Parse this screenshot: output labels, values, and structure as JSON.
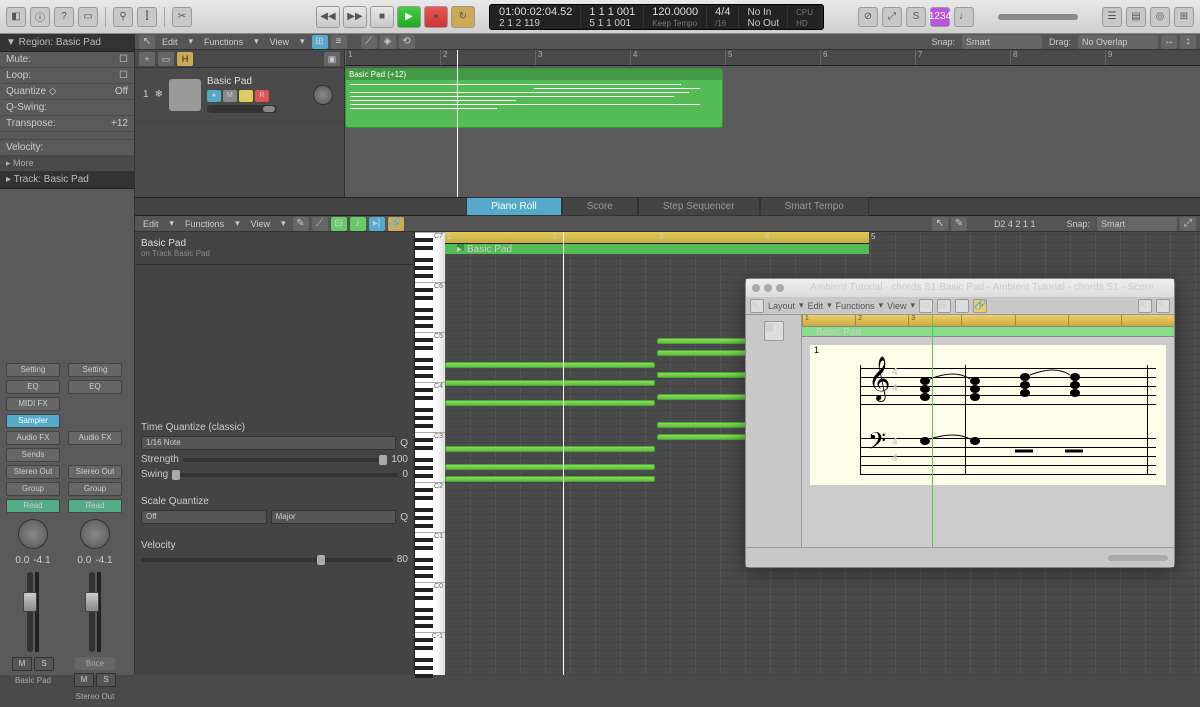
{
  "toolbar": {
    "lcd": {
      "time": "01:00:02:04.52",
      "time2": "2 1 2 119",
      "bars": "1 1 1 001",
      "bars2": "5 1 1 001",
      "tempo": "120.0000",
      "tempo_mode": "Keep Tempo",
      "sig": "4/4",
      "division": "/16",
      "noin": "No In",
      "noout": "No Out",
      "cpu": "CPU",
      "hd": "HD"
    }
  },
  "inspector": {
    "region_hdr": "▼ Region: Basic Pad",
    "mute": "Mute:",
    "loop": "Loop:",
    "quantize": "Quantize ◇",
    "quantize_val": "Off",
    "qswing": "Q-Swing:",
    "transpose": "Transpose:",
    "transpose_val": "+12",
    "velocity": "Velocity:",
    "more": "▸ More",
    "track_hdr": "▸ Track: Basic Pad",
    "setting": "Setting",
    "eq": "EQ",
    "midifx": "MIDI FX",
    "sampler": "Sampler",
    "audiofx": "Audio FX",
    "sends": "Sends",
    "stereoout": "Stereo Out",
    "group": "Group",
    "read": "Read",
    "pan1": "0.0",
    "vol1": "-4.1",
    "pan2": "0.0",
    "vol2": "-4.1",
    "m": "M",
    "s": "S",
    "name1": "Basic Pad",
    "name2": "Stereo Out",
    "bnce": "Bnce"
  },
  "menu": {
    "edit": "Edit",
    "functions": "Functions",
    "view": "View",
    "snap": "Snap:",
    "snap_val": "Smart",
    "drag": "Drag:",
    "drag_val": "No Overlap"
  },
  "track": {
    "h": "H",
    "plus": "+",
    "name": "Basic Pad",
    "region_label": "Basic Pad (+12)",
    "num": "1"
  },
  "ruler": {
    "m1": "1",
    "m2": "2",
    "m3": "3",
    "m4": "4",
    "m5": "5",
    "m6": "6",
    "m7": "7",
    "m8": "8",
    "m9": "9"
  },
  "tabs": {
    "piano": "Piano Roll",
    "score": "Score",
    "step": "Step Sequencer",
    "smart": "Smart Tempo"
  },
  "piano": {
    "name": "Basic Pad",
    "sub": "on Track Basic Pad",
    "tq": "Time Quantize (classic)",
    "tq_val": "1/16 Note",
    "strength": "Strength",
    "strength_val": "100",
    "swing": "Swing",
    "swing_val": "0",
    "sq": "Scale Quantize",
    "sq_off": "Off",
    "sq_scale": "Major",
    "vel": "Velocity",
    "vel_val": "80",
    "q": "Q",
    "info": "D2  4 2 1 1",
    "snap": "Snap:",
    "snap_val": "Smart",
    "region_label": "Basic Pad"
  },
  "score": {
    "title": "Ambient Tutorial - chords S1:Basic Pad - Ambient Tutorial - chords S1 - Score",
    "layout": "Layout",
    "edit": "Edit",
    "functions": "Functions",
    "view": "View",
    "region_label": "Basic Pad",
    "timesig_num": "4",
    "timesig_den": "4",
    "measure_num": "1"
  }
}
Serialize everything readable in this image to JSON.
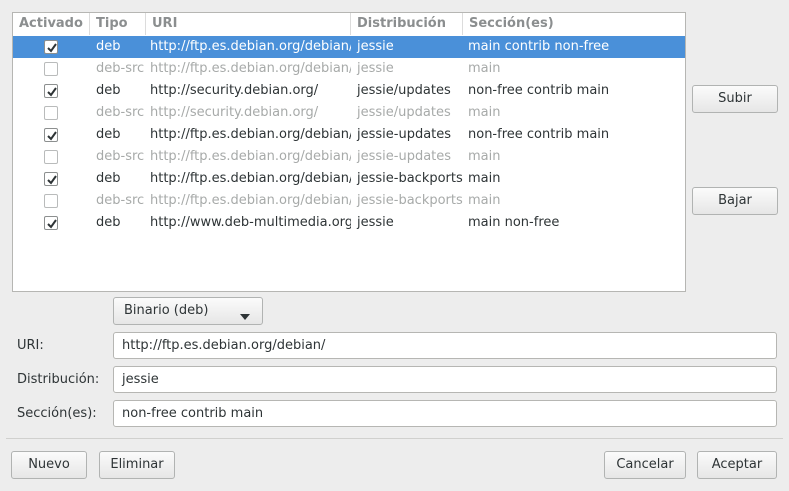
{
  "columns": [
    "Activado",
    "Tipo",
    "URI",
    "Distribución",
    "Sección(es)"
  ],
  "rows": [
    {
      "enabled": true,
      "type": "deb",
      "uri": "http://ftp.es.debian.org/debian/",
      "dist": "jessie",
      "sections": "main contrib non-free"
    },
    {
      "enabled": false,
      "type": "deb-src",
      "uri": "http://ftp.es.debian.org/debian/",
      "dist": "jessie",
      "sections": "main"
    },
    {
      "enabled": true,
      "type": "deb",
      "uri": "http://security.debian.org/",
      "dist": "jessie/updates",
      "sections": "non-free contrib main"
    },
    {
      "enabled": false,
      "type": "deb-src",
      "uri": "http://security.debian.org/",
      "dist": "jessie/updates",
      "sections": "main"
    },
    {
      "enabled": true,
      "type": "deb",
      "uri": "http://ftp.es.debian.org/debian/",
      "dist": "jessie-updates",
      "sections": "non-free contrib main"
    },
    {
      "enabled": false,
      "type": "deb-src",
      "uri": "http://ftp.es.debian.org/debian/",
      "dist": "jessie-updates",
      "sections": "main"
    },
    {
      "enabled": true,
      "type": "deb",
      "uri": "http://ftp.es.debian.org/debian/",
      "dist": "jessie-backports",
      "sections": "main"
    },
    {
      "enabled": false,
      "type": "deb-src",
      "uri": "http://ftp.es.debian.org/debian/",
      "dist": "jessie-backports",
      "sections": "main"
    },
    {
      "enabled": true,
      "type": "deb",
      "uri": "http://www.deb-multimedia.org/",
      "dist": "jessie",
      "sections": "main non-free"
    }
  ],
  "selected_row": 0,
  "side_buttons": {
    "up": "Subir",
    "down": "Bajar"
  },
  "type_combo": {
    "value": "Binario (deb)",
    "icon": "chevron-down-icon"
  },
  "form": {
    "uri_label": "URI:",
    "uri_value": "http://ftp.es.debian.org/debian/",
    "dist_label": "Distribución:",
    "dist_value": "jessie",
    "sections_label": "Sección(es):",
    "sections_value": "non-free contrib main"
  },
  "bottom_buttons": {
    "new": "Nuevo",
    "delete": "Eliminar",
    "cancel": "Cancelar",
    "accept": "Aceptar"
  },
  "colors": {
    "selection": "#4a90d9",
    "disabled_text": "#a7aaa9"
  }
}
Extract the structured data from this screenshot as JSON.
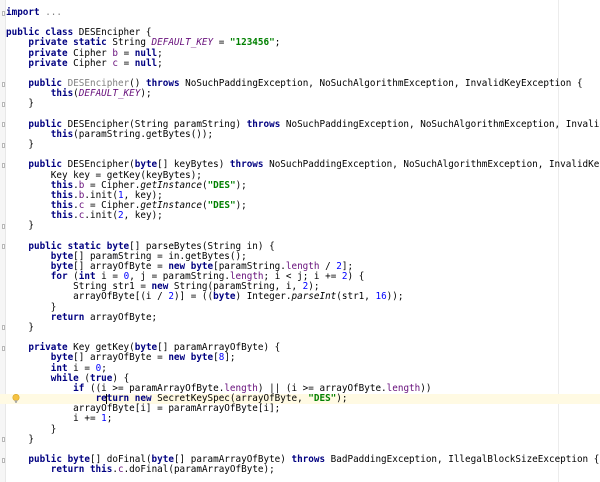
{
  "editor": {
    "lines": [
      [
        [
          "kw",
          "import"
        ],
        [
          "p",
          " "
        ],
        [
          "unused",
          "..."
        ]
      ],
      [],
      [
        [
          "kw",
          "public class"
        ],
        [
          "p",
          " DESEncipher {"
        ]
      ],
      [
        [
          "p",
          "    "
        ],
        [
          "kw",
          "private static"
        ],
        [
          "p",
          " String "
        ],
        [
          "sf",
          "DEFAULT_KEY"
        ],
        [
          "p",
          " = "
        ],
        [
          "str",
          "\"123456\""
        ],
        [
          "p",
          ";"
        ]
      ],
      [
        [
          "p",
          "    "
        ],
        [
          "kw",
          "private"
        ],
        [
          "p",
          " Cipher "
        ],
        [
          "fl",
          "b"
        ],
        [
          "p",
          " = "
        ],
        [
          "kw",
          "null"
        ],
        [
          "p",
          ";"
        ]
      ],
      [
        [
          "p",
          "    "
        ],
        [
          "kw",
          "private"
        ],
        [
          "p",
          " Cipher "
        ],
        [
          "fl",
          "c"
        ],
        [
          "p",
          " = "
        ],
        [
          "kw",
          "null"
        ],
        [
          "p",
          ";"
        ]
      ],
      [],
      [
        [
          "p",
          "    "
        ],
        [
          "kw",
          "public"
        ],
        [
          "p",
          " "
        ],
        [
          "unused",
          "DESEncipher"
        ],
        [
          "p",
          "() "
        ],
        [
          "kw",
          "throws"
        ],
        [
          "p",
          " NoSuchPaddingException, NoSuchAlgorithmException, InvalidKeyException {"
        ]
      ],
      [
        [
          "p",
          "        "
        ],
        [
          "kw",
          "this"
        ],
        [
          "p",
          "("
        ],
        [
          "sf",
          "DEFAULT_KEY"
        ],
        [
          "p",
          ");"
        ]
      ],
      [
        [
          "p",
          "    }"
        ]
      ],
      [],
      [
        [
          "p",
          "    "
        ],
        [
          "kw",
          "public"
        ],
        [
          "p",
          " DESEncipher(String paramString) "
        ],
        [
          "kw",
          "throws"
        ],
        [
          "p",
          " NoSuchPaddingException, NoSuchAlgorithmException, InvalidKeyException {"
        ]
      ],
      [
        [
          "p",
          "        "
        ],
        [
          "kw",
          "this"
        ],
        [
          "p",
          "(paramString.getBytes());"
        ]
      ],
      [
        [
          "p",
          "    }"
        ]
      ],
      [],
      [
        [
          "p",
          "    "
        ],
        [
          "kw",
          "public"
        ],
        [
          "p",
          " DESEncipher("
        ],
        [
          "kw",
          "byte"
        ],
        [
          "p",
          "[] keyBytes) "
        ],
        [
          "kw",
          "throws"
        ],
        [
          "p",
          " NoSuchPaddingException, NoSuchAlgorithmException, InvalidKeyException {"
        ]
      ],
      [
        [
          "p",
          "        Key key = getKey(keyBytes);"
        ]
      ],
      [
        [
          "p",
          "        "
        ],
        [
          "kw",
          "this"
        ],
        [
          "p",
          "."
        ],
        [
          "fl",
          "b"
        ],
        [
          "p",
          " = Cipher."
        ],
        [
          "it",
          "getInstance"
        ],
        [
          "p",
          "("
        ],
        [
          "str",
          "\"DES\""
        ],
        [
          "p",
          ");"
        ]
      ],
      [
        [
          "p",
          "        "
        ],
        [
          "kw",
          "this"
        ],
        [
          "p",
          "."
        ],
        [
          "fl",
          "b"
        ],
        [
          "p",
          ".init("
        ],
        [
          "num",
          "1"
        ],
        [
          "p",
          ", key);"
        ]
      ],
      [
        [
          "p",
          "        "
        ],
        [
          "kw",
          "this"
        ],
        [
          "p",
          "."
        ],
        [
          "fl",
          "c"
        ],
        [
          "p",
          " = Cipher."
        ],
        [
          "it",
          "getInstance"
        ],
        [
          "p",
          "("
        ],
        [
          "str",
          "\"DES\""
        ],
        [
          "p",
          ");"
        ]
      ],
      [
        [
          "p",
          "        "
        ],
        [
          "kw",
          "this"
        ],
        [
          "p",
          "."
        ],
        [
          "fl",
          "c"
        ],
        [
          "p",
          ".init("
        ],
        [
          "num",
          "2"
        ],
        [
          "p",
          ", key);"
        ]
      ],
      [
        [
          "p",
          "    }"
        ]
      ],
      [],
      [
        [
          "p",
          "    "
        ],
        [
          "kw",
          "public static byte"
        ],
        [
          "p",
          "[] parseBytes(String in) {"
        ]
      ],
      [
        [
          "p",
          "        "
        ],
        [
          "kw",
          "byte"
        ],
        [
          "p",
          "[] paramString = in.getBytes();"
        ]
      ],
      [
        [
          "p",
          "        "
        ],
        [
          "kw",
          "byte"
        ],
        [
          "p",
          "[] arrayOfByte = "
        ],
        [
          "kw",
          "new byte"
        ],
        [
          "p",
          "[paramString."
        ],
        [
          "fl",
          "length"
        ],
        [
          "p",
          " / "
        ],
        [
          "num",
          "2"
        ],
        [
          "p",
          "];"
        ]
      ],
      [
        [
          "p",
          "        "
        ],
        [
          "kw",
          "for"
        ],
        [
          "p",
          " ("
        ],
        [
          "kw",
          "int"
        ],
        [
          "p",
          " i = "
        ],
        [
          "num",
          "0"
        ],
        [
          "p",
          ", j = paramString."
        ],
        [
          "fl",
          "length"
        ],
        [
          "p",
          "; i < j; i += "
        ],
        [
          "num",
          "2"
        ],
        [
          "p",
          ") {"
        ]
      ],
      [
        [
          "p",
          "            String str1 = "
        ],
        [
          "kw",
          "new"
        ],
        [
          "p",
          " String(paramString, i, "
        ],
        [
          "num",
          "2"
        ],
        [
          "p",
          ");"
        ]
      ],
      [
        [
          "p",
          "            arrayOfByte[(i / "
        ],
        [
          "num",
          "2"
        ],
        [
          "p",
          ")] = (("
        ],
        [
          "kw",
          "byte"
        ],
        [
          "p",
          ") Integer."
        ],
        [
          "it",
          "parseInt"
        ],
        [
          "p",
          "(str1, "
        ],
        [
          "num",
          "16"
        ],
        [
          "p",
          "));"
        ]
      ],
      [
        [
          "p",
          "        }"
        ]
      ],
      [
        [
          "p",
          "        "
        ],
        [
          "kw",
          "return"
        ],
        [
          "p",
          " arrayOfByte;"
        ]
      ],
      [
        [
          "p",
          "    }"
        ]
      ],
      [],
      [
        [
          "p",
          "    "
        ],
        [
          "kw",
          "private"
        ],
        [
          "p",
          " Key getKey("
        ],
        [
          "kw",
          "byte"
        ],
        [
          "p",
          "[] paramArrayOfByte) {"
        ]
      ],
      [
        [
          "p",
          "        "
        ],
        [
          "kw",
          "byte"
        ],
        [
          "p",
          "[] arrayOfByte = "
        ],
        [
          "kw",
          "new byte"
        ],
        [
          "p",
          "["
        ],
        [
          "num",
          "8"
        ],
        [
          "p",
          "];"
        ]
      ],
      [
        [
          "p",
          "        "
        ],
        [
          "kw",
          "int"
        ],
        [
          "p",
          " i = "
        ],
        [
          "num",
          "0"
        ],
        [
          "p",
          ";"
        ]
      ],
      [
        [
          "p",
          "        "
        ],
        [
          "kw",
          "while"
        ],
        [
          "p",
          " ("
        ],
        [
          "kw",
          "true"
        ],
        [
          "p",
          ") {"
        ]
      ],
      [
        [
          "p",
          "            "
        ],
        [
          "kw",
          "if"
        ],
        [
          "p",
          " ((i >= paramArrayOfByte."
        ],
        [
          "fl",
          "length"
        ],
        [
          "p",
          ") || (i >= arrayOfByte."
        ],
        [
          "fl",
          "length"
        ],
        [
          "p",
          "))"
        ]
      ],
      [
        [
          "p",
          "                "
        ],
        [
          "kw",
          "re"
        ],
        [
          "caret",
          ""
        ],
        [
          "kw",
          "turn new"
        ],
        [
          "p",
          " SecretKeySpec(arrayOfByte, "
        ],
        [
          "str",
          "\"DES\""
        ],
        [
          "p",
          ");"
        ]
      ],
      [
        [
          "p",
          "            arrayOfByte[i] = paramArrayOfByte[i];"
        ]
      ],
      [
        [
          "p",
          "            i += "
        ],
        [
          "num",
          "1"
        ],
        [
          "p",
          ";"
        ]
      ],
      [
        [
          "p",
          "        }"
        ]
      ],
      [
        [
          "p",
          "    }"
        ]
      ],
      [],
      [
        [
          "p",
          "    "
        ],
        [
          "kw",
          "public byte"
        ],
        [
          "p",
          "[] doFinal("
        ],
        [
          "kw",
          "byte"
        ],
        [
          "p",
          "[] paramArrayOfByte) "
        ],
        [
          "kw",
          "throws"
        ],
        [
          "p",
          " BadPaddingException, IllegalBlockSizeException {"
        ]
      ],
      [
        [
          "p",
          "        "
        ],
        [
          "kw",
          "return this"
        ],
        [
          "p",
          "."
        ],
        [
          "fl",
          "c"
        ],
        [
          "p",
          ".doFinal(paramArrayOfByte);"
        ]
      ]
    ],
    "current_line": 38,
    "fold_lines": [
      0,
      7,
      9,
      11,
      13,
      15,
      21,
      23,
      31,
      33,
      42,
      44
    ],
    "bulb_icon": "lightbulb-icon",
    "bulb_color": "#f5c242"
  }
}
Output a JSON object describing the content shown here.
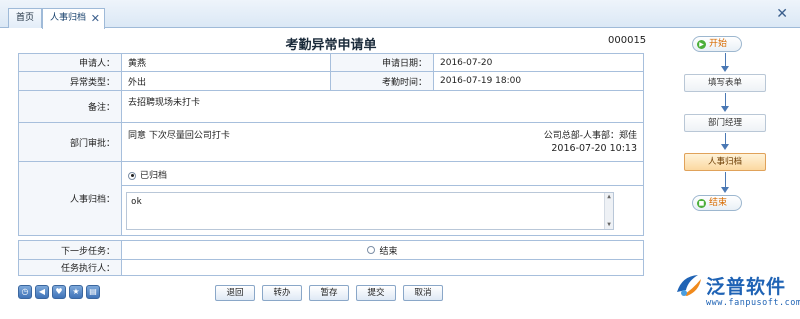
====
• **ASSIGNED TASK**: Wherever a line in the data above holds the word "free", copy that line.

• **SOLUTION TO THIS EXERCISE**:
      "sections": "main contrib non-free"
      "sections": "non-free contrib main"
      "sections": "non-free contrib main"
      "sections": "main non-free"
    "sections_value": "non-free contrib main"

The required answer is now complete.